018 in Review: Resiliency remains" width="560" height="315" srcset="https://wamboltwealth.com/wp-content/uploads/2019/01/2018-in-Review_-Resiliency-remains.jpg 560w, https://wamboltwealth.com/wp-content/uploads/2019/01/2018-in-Review_-Resiliency-remains-300x169.jpg 300w" sizes="(max-width: 560px) 100vw, 560px" />
Investor weariness about trade talks, the Federal Reserve, a government shutdown, and global economic growth lingered into the New Year.
Despite the turbulent end to 2018, the U.S. economy continues to be resilient into 2019. Unemployment is at its lowest level in 49 years, wage growth is reaching levels not seen since 2009, and consumer spending and industrial production remain strong. A tight labor market and moderate inflation has been good for consumers.
018 in Review: Resiliency remains" width="1024" height="267" srcset="https://wamboltwealth.com/wp-content/uploads/2019/01/2018-in-review-1024x267.jpg 1024w, https://wamboltwealth.com/wp-content/uploads/2019/01/2018-in-review-300x78.jpg 300w, https://wamboltwealth.com/wp-content/uploads/2019/01/2018-in-review-768x201.jpg 768w, https://wamboltwealth.com/wp-content/uploads/2019/01/2018-in-review.jpg 1191w" sizes="(max-width: 1024px) 100vw, 1024px" />
The year-end climate heading into 2019 was made all the more challenging as equity markets negatively reacted to another rate hike in December and news of two more expected hikes in 2019. Ironically, the market views the Fed hikes as a validation by the Fed that U.S. economic activity is healthy enough to endure further rate increases.
Global equity markets ended 2018 in negative territory; nearly every major index in both developed and emerging markets fell. China’s stock market was among the worst performer internationally as trade tensions took a toll on Chinese manufacturers and exporters. U.S. stock markets experienced a level of volatility not seen in several years, resulting in a pullback for all major domestic equity indices in 2018.
Ongoing trade disputes and new tariffs negatively influenced the markets and economic projections throughout year. Relations with China were forefront as the administration negotiated trade terms intended to better protect U.S. intellectual property and disparate tariffs.
Sagging oil prices
Growing U.S. oil production and an increase in supplies led to a drop of U.S. oil prices by 25% in 2018. The benchmark for U.S. oil, West Texas Intermediate (WTI), fell from $60 per barrel in the beginning of the year to $45 per barrel by year-end, simultaneously reducing the price of gasoline nationwide.
Fed yield curve tracker
According to the Federal Reserve Bank of New York, the likelihood of a recession remains relatively low with a yield curve that shows a 21% probability that one will occur within the next 12 months (last updated January 9, 2019 with data through December). Although up from 15% in November 2018, the Fed has historically seen greater than 30% probabilities before each of the last seven recessions since 1970.

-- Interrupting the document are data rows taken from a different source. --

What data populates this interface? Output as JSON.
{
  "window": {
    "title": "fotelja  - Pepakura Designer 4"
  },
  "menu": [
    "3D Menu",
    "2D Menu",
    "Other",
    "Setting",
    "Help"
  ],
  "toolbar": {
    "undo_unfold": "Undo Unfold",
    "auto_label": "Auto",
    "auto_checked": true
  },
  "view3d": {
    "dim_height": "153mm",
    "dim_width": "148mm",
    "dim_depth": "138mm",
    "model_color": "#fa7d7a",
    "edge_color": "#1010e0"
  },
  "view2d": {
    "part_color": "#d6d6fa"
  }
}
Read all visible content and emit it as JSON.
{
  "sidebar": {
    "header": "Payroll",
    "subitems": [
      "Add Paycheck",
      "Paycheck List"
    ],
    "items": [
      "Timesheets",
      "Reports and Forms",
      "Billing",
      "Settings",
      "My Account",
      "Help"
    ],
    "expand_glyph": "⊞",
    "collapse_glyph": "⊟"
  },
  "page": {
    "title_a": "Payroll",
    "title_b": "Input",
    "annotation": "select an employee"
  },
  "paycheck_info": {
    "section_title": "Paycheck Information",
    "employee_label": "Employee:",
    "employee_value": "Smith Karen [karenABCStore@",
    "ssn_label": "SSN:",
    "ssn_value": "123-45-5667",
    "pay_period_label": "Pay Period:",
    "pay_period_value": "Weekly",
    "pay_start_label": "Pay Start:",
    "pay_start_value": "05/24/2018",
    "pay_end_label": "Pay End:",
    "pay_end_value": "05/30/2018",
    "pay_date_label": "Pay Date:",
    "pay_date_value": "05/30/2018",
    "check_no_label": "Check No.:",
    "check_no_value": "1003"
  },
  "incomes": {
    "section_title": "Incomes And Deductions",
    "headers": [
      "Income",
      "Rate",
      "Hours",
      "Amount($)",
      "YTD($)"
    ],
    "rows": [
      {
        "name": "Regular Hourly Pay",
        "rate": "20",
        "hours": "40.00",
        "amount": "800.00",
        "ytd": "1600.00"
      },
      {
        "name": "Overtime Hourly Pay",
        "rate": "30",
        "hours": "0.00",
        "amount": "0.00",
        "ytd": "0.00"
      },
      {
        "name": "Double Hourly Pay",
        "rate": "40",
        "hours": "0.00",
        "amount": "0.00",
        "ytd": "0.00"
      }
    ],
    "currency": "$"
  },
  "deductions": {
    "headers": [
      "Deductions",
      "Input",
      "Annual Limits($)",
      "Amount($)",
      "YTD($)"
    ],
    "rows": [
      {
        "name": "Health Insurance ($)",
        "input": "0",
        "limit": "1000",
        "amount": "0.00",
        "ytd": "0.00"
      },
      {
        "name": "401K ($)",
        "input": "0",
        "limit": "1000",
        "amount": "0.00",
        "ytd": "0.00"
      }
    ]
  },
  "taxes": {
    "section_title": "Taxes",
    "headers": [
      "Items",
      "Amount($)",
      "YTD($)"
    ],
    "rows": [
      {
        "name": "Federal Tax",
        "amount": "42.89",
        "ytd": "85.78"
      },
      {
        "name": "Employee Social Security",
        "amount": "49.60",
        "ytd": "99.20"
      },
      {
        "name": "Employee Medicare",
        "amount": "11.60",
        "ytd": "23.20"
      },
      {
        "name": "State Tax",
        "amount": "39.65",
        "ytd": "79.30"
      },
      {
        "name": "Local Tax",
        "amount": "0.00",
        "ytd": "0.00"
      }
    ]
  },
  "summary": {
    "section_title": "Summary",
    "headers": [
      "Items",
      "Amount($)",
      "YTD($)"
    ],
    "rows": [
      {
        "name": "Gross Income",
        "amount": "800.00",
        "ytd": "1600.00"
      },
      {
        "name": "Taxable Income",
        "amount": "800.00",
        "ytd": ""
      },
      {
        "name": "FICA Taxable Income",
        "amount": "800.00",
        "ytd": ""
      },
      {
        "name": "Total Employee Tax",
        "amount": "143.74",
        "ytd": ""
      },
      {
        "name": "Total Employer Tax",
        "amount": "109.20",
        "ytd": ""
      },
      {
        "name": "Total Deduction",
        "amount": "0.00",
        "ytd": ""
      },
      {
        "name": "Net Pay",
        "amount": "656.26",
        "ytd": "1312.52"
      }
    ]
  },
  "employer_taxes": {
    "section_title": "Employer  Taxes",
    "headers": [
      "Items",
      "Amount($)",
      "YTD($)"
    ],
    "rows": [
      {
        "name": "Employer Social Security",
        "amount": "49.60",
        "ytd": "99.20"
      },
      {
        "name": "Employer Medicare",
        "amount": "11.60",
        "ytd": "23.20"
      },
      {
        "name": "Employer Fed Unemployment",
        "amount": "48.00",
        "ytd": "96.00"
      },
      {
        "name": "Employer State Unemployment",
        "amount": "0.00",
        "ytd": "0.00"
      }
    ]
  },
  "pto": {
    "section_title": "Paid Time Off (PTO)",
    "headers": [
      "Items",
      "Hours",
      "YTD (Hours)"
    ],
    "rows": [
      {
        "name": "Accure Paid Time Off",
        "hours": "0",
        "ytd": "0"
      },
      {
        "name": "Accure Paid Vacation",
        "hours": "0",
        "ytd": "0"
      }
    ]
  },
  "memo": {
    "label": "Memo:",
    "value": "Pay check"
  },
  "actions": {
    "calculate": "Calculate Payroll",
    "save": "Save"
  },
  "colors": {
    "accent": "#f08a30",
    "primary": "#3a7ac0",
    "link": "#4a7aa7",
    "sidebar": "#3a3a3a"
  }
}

Sources: Federal Reserve Bank of New York, Treasury, Labor Dept., Bloomberg
Follow Us on LinkedIn
Photo by Erwan Hesry on Unsplash
This commentary on this website reflects the personal opinions, viewpoints and analyses of the Wambolt & Associates employees providing such comments, and should not be regarded as a description of advisory services provided by Wambolt & Associates or performance returns of any Wambolt & Associates Investments client. The views reflected in the commentary are subject to change at any time without notice. Nothing on this website constitutes investment advice, performance data or any recommendation that any particular security, portfolio of securities, transaction or investment strategy is suitable for any specific person. Any mention of a particular security and related performance data is not a recommendation to buy or sell that security. Wambolt & Associates manages its clients’ accounts using a variety of investment techniques and strategies, which are not necessarily discussed in the commentary. Investments in securities involve the risk of loss. Past performance is no guarantee of future results.
Wambolt & Associates provides links for your convenience to websites produced by other providers or industry related material. Accessing websites through links directs you away from our website. Wambolt & Associates is not responsible for errors or omissions in the material on third party websites, and does not necessarily approve of or endorse the information provided. Users who gain access to third party websites may be subject to the copyright and other restrictions on use imposed by those providers and assume responsibility and risk from use of those websites.